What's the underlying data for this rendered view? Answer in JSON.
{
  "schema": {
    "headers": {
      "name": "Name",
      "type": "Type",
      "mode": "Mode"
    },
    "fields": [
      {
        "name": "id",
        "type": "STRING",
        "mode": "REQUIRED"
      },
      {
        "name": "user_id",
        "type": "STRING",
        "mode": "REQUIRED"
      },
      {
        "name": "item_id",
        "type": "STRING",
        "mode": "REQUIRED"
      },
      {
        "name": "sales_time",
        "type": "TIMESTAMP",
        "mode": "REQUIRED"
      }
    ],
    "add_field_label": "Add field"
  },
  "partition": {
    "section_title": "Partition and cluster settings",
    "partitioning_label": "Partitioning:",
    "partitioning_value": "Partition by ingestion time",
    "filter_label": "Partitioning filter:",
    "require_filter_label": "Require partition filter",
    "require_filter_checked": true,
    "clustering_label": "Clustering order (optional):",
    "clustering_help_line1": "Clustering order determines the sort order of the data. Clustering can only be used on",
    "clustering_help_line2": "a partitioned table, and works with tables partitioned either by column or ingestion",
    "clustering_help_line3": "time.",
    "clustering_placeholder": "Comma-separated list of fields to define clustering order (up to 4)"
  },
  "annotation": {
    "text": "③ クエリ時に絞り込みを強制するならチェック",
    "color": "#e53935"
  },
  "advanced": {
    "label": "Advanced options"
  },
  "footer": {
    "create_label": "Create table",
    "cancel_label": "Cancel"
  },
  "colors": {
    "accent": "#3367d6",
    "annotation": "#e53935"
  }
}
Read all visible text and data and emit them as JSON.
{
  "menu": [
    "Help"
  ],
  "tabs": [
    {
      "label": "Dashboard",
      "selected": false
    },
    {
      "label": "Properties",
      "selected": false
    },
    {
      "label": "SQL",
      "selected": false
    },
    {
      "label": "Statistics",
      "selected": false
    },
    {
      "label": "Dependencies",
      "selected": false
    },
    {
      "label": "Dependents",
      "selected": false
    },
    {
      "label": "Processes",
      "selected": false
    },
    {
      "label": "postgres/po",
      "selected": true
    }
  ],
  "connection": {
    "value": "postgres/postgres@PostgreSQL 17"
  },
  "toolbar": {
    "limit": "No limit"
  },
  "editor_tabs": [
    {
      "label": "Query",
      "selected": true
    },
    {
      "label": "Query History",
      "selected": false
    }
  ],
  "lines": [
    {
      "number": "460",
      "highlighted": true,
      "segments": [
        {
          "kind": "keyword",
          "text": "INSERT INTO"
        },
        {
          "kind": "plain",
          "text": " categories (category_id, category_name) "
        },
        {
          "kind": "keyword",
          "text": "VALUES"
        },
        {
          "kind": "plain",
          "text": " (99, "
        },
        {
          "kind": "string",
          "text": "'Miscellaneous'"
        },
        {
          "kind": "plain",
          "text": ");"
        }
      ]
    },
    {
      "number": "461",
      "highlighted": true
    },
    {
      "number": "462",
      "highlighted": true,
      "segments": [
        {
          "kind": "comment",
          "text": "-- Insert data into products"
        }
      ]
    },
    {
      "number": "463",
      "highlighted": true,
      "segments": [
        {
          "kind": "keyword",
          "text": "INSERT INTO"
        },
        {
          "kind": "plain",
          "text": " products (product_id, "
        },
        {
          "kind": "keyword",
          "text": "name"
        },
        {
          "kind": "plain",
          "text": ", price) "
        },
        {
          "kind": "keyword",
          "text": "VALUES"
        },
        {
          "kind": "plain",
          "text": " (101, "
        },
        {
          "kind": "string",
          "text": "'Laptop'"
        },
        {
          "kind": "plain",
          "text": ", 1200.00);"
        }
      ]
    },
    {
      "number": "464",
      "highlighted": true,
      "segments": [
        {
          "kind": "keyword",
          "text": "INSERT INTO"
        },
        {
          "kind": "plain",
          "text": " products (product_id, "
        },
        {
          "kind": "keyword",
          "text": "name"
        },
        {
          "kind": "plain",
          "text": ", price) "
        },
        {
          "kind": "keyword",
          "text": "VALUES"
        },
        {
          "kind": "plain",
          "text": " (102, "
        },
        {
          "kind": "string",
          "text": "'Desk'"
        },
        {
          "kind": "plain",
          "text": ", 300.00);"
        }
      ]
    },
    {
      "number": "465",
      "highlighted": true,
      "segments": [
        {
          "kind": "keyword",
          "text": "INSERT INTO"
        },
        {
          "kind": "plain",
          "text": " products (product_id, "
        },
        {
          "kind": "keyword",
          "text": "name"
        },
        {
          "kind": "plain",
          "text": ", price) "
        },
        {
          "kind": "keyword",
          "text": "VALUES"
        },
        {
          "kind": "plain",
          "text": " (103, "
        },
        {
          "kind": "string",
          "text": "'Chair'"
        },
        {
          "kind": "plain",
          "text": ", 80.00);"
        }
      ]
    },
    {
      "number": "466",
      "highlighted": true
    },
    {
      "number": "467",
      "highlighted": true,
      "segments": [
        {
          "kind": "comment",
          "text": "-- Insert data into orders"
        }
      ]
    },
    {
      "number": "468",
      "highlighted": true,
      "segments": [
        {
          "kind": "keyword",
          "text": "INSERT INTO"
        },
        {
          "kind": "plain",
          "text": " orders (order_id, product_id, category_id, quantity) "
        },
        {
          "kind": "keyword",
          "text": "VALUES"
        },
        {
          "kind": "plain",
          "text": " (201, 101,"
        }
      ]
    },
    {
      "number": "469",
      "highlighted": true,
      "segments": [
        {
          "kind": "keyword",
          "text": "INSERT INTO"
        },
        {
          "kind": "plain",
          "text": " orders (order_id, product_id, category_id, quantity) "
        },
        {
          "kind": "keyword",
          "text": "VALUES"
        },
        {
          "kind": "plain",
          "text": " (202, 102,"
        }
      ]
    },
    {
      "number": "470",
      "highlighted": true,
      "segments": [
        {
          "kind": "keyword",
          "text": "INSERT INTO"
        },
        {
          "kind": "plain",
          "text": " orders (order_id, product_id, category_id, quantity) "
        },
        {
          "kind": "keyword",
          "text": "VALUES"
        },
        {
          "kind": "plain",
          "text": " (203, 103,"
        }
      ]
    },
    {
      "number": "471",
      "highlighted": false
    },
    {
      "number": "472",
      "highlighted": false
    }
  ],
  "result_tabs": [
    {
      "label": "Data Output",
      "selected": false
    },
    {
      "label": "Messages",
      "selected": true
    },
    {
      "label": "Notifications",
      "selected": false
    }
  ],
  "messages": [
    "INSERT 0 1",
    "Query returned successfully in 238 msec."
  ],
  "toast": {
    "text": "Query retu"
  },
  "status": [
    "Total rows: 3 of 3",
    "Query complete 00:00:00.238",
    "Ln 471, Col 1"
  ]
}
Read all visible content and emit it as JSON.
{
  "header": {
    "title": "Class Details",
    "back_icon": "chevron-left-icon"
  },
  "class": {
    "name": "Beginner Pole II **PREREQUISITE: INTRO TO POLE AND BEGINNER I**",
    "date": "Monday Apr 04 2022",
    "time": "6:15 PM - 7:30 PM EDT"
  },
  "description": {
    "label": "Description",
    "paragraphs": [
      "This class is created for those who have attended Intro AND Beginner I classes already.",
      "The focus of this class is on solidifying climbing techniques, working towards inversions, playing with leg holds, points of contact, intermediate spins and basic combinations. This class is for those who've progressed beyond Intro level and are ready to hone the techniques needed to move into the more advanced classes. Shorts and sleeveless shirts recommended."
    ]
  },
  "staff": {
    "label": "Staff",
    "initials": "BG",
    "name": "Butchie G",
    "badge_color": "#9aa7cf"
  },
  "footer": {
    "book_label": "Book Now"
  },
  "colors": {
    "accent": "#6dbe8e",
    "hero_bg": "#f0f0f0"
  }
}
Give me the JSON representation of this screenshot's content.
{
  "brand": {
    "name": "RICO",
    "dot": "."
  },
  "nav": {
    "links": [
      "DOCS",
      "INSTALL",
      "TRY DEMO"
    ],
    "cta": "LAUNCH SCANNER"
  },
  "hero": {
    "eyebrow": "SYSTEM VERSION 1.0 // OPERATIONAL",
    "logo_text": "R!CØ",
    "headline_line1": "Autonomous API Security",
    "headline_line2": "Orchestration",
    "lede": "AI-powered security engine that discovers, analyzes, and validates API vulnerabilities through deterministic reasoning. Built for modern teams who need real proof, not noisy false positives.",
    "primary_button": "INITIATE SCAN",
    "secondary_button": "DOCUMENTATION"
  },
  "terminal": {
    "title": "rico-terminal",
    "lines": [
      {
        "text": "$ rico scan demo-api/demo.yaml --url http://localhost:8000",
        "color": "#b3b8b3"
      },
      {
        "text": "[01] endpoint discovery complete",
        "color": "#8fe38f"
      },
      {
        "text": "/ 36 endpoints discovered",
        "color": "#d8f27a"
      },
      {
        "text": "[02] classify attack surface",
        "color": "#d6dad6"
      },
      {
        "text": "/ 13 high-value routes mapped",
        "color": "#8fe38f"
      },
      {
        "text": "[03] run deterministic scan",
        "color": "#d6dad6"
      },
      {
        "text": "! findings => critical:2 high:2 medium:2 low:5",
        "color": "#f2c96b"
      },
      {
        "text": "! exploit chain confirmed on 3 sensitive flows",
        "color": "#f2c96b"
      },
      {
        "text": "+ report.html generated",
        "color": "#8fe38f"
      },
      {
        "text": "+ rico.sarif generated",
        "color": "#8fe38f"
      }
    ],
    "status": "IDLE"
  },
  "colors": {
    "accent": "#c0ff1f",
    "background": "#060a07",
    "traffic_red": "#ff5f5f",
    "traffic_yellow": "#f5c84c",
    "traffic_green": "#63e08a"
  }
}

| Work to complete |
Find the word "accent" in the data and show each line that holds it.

| Answer box |
    "accent": "#3367d6",
    "accent": "#6dbe8e",
    "accent": "#c0ff1f",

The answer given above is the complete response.